§ **PROBLEM TO SOLVE**:
Sift the listing for lines that hold the string "taskbar" and pull them out.

------------

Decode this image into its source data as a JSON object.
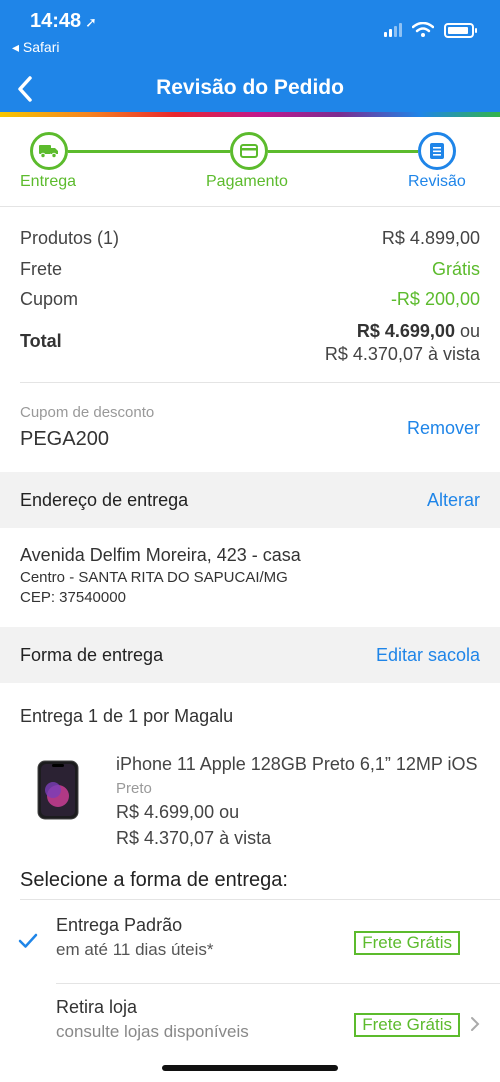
{
  "status_bar": {
    "time": "14:48",
    "back_app": "◂ Safari"
  },
  "header": {
    "title": "Revisão do Pedido"
  },
  "stepper": {
    "steps": [
      {
        "label": "Entrega"
      },
      {
        "label": "Pagamento"
      },
      {
        "label": "Revisão"
      }
    ]
  },
  "summary": {
    "products_label": "Produtos (1)",
    "products_value": "R$ 4.899,00",
    "shipping_label": "Frete",
    "shipping_value": "Grátis",
    "coupon_label": "Cupom",
    "coupon_value": "-R$ 200,00",
    "total_label": "Total",
    "total_value": "R$ 4.699,00",
    "total_or": "ou",
    "total_cash": "R$ 4.370,07 à vista"
  },
  "coupon": {
    "label": "Cupom de desconto",
    "code": "PEGA200",
    "remove_label": "Remover"
  },
  "address_section": {
    "title": "Endereço de entrega",
    "action": "Alterar",
    "line1": "Avenida Delfim Moreira, 423 - casa",
    "line2": "Centro - SANTA RITA DO SAPUCAI/MG",
    "line3": "CEP: 37540000"
  },
  "delivery_section": {
    "title": "Forma de entrega",
    "action": "Editar sacola"
  },
  "delivery": {
    "title": "Entrega 1 de 1 por Magalu"
  },
  "product": {
    "name": "iPhone 11 Apple 128GB Preto 6,1” 12MP iOS",
    "color": "Preto",
    "price": "R$ 4.699,00 ou",
    "cash_price": "R$ 4.370,07 à vista"
  },
  "shipping_options": {
    "title": "Selecione a forma de entrega:",
    "options": [
      {
        "name": "Entrega Padrão",
        "detail": "em até 11 dias úteis*",
        "badge": "Frete Grátis",
        "selected": true
      },
      {
        "name": "Retira loja",
        "detail": "consulte lojas disponíveis",
        "badge": "Frete Grátis",
        "selected": false
      }
    ]
  },
  "colors": {
    "brand_blue": "#1f85e8",
    "green": "#5cbb2d"
  }
}
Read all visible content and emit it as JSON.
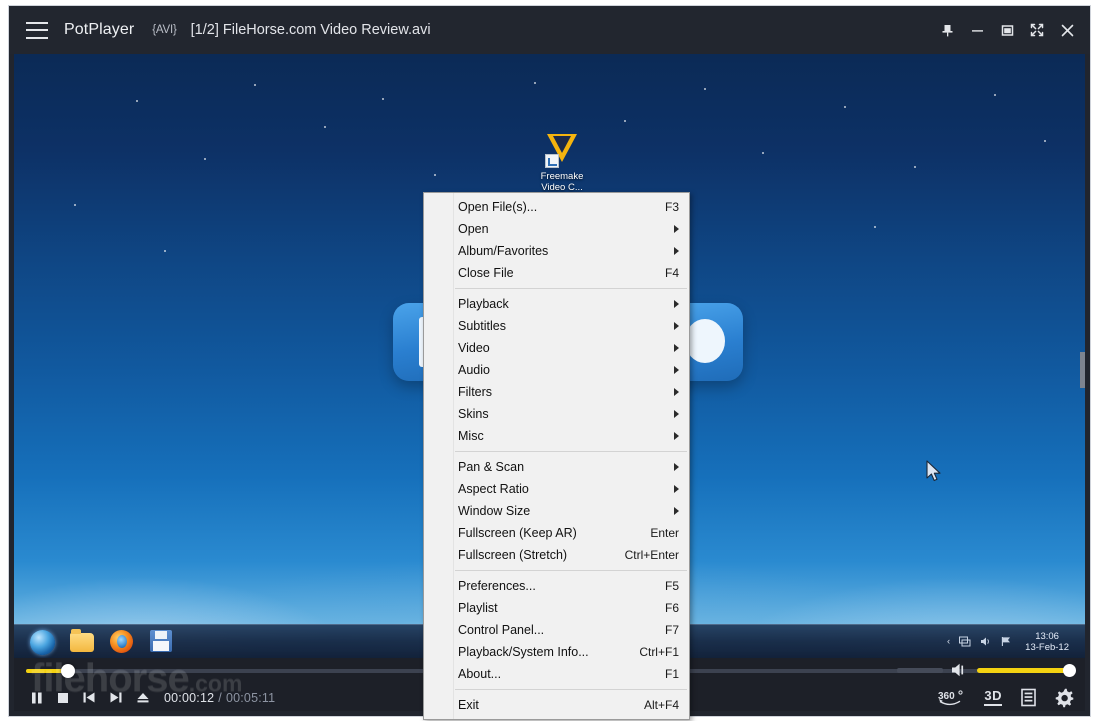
{
  "titlebar": {
    "menu_icon": "hamburger-icon",
    "app_name": "PotPlayer",
    "format_badge": "{AVI}",
    "file_title": "[1/2] FileHorse.com Video Review.avi",
    "controls": [
      {
        "name": "pin-button",
        "icon": "pin-icon",
        "tooltip": "Always on top"
      },
      {
        "name": "minimize-button",
        "icon": "minimize-icon",
        "tooltip": "Minimize"
      },
      {
        "name": "maximize-button",
        "icon": "maximize-icon",
        "tooltip": "Maximize"
      },
      {
        "name": "fullscreen-button",
        "icon": "expand-arrows-icon",
        "tooltip": "Fullscreen"
      },
      {
        "name": "close-button",
        "icon": "close-icon",
        "tooltip": "Close"
      }
    ]
  },
  "context_menu": {
    "groups": [
      [
        {
          "label": "Open File(s)...",
          "accel": "F3",
          "submenu": false
        },
        {
          "label": "Open",
          "accel": "",
          "submenu": true
        },
        {
          "label": "Album/Favorites",
          "accel": "",
          "submenu": true
        },
        {
          "label": "Close File",
          "accel": "F4",
          "submenu": false
        }
      ],
      [
        {
          "label": "Playback",
          "accel": "",
          "submenu": true
        },
        {
          "label": "Subtitles",
          "accel": "",
          "submenu": true
        },
        {
          "label": "Video",
          "accel": "",
          "submenu": true
        },
        {
          "label": "Audio",
          "accel": "",
          "submenu": true
        },
        {
          "label": "Filters",
          "accel": "",
          "submenu": true
        },
        {
          "label": "Skins",
          "accel": "",
          "submenu": true
        },
        {
          "label": "Misc",
          "accel": "",
          "submenu": true
        }
      ],
      [
        {
          "label": "Pan & Scan",
          "accel": "",
          "submenu": true
        },
        {
          "label": "Aspect Ratio",
          "accel": "",
          "submenu": true
        },
        {
          "label": "Window Size",
          "accel": "",
          "submenu": true
        },
        {
          "label": "Fullscreen (Keep AR)",
          "accel": "Enter",
          "submenu": false
        },
        {
          "label": "Fullscreen (Stretch)",
          "accel": "Ctrl+Enter",
          "submenu": false
        }
      ],
      [
        {
          "label": "Preferences...",
          "accel": "F5",
          "submenu": false
        },
        {
          "label": "Playlist",
          "accel": "F6",
          "submenu": false
        },
        {
          "label": "Control Panel...",
          "accel": "F7",
          "submenu": false
        },
        {
          "label": "Playback/System Info...",
          "accel": "Ctrl+F1",
          "submenu": false
        },
        {
          "label": "About...",
          "accel": "F1",
          "submenu": false
        }
      ],
      [
        {
          "label": "Exit",
          "accel": "Alt+F4",
          "submenu": false
        }
      ]
    ]
  },
  "video": {
    "desktop_icon": {
      "label_line1": "Freemake",
      "label_line2": "Video C...",
      "icon": "freemake-v-icon"
    },
    "taskbar": {
      "start_icon": "windows-orb-icon",
      "items": [
        {
          "name": "taskbar-explorer",
          "icon": "folder-icon"
        },
        {
          "name": "taskbar-firefox",
          "icon": "firefox-icon"
        },
        {
          "name": "taskbar-save",
          "icon": "floppy-disk-icon"
        }
      ],
      "tray_icons": [
        "show-hidden-icon",
        "network-icon",
        "volume-icon",
        "action-center-icon"
      ],
      "clock_time": "13:06",
      "clock_date": "13-Feb-12"
    }
  },
  "watermark": {
    "brand": "filehorse",
    "suffix": ".com"
  },
  "bottombar": {
    "seek": {
      "progress_percent": 4,
      "name": "seek-slider"
    },
    "volume": {
      "level_percent": 100,
      "icon": "speaker-icon",
      "name": "volume-slider"
    },
    "transport": [
      {
        "name": "pause-button",
        "icon": "pause-icon"
      },
      {
        "name": "stop-button",
        "icon": "stop-icon"
      },
      {
        "name": "previous-button",
        "icon": "previous-icon"
      },
      {
        "name": "next-button",
        "icon": "next-icon"
      },
      {
        "name": "eject-button",
        "icon": "eject-icon"
      }
    ],
    "time_current": "00:00:12",
    "time_separator": "/",
    "time_total": "00:05:11",
    "right_controls": [
      {
        "name": "vr-360-button",
        "label": "360",
        "icon": "vr-360-icon"
      },
      {
        "name": "three-d-button",
        "label": "3D",
        "icon": "3d-icon"
      },
      {
        "name": "playlist-button",
        "label": "",
        "icon": "playlist-icon"
      },
      {
        "name": "settings-button",
        "label": "",
        "icon": "gear-icon"
      }
    ]
  },
  "colors": {
    "chrome_dark": "#22262f",
    "bottom_bar": "#1d2028",
    "accent_yellow": "#f4d211",
    "menu_bg": "#f1f1f1",
    "menu_border": "#9a9a9a",
    "text_light": "#eef0f3"
  }
}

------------

§ **SOLUTION TO THE PROBLEM**:
    "taskbar": {
          "name": "taskbar-explorer",
          "name": "taskbar-firefox",
          "name": "taskbar-save",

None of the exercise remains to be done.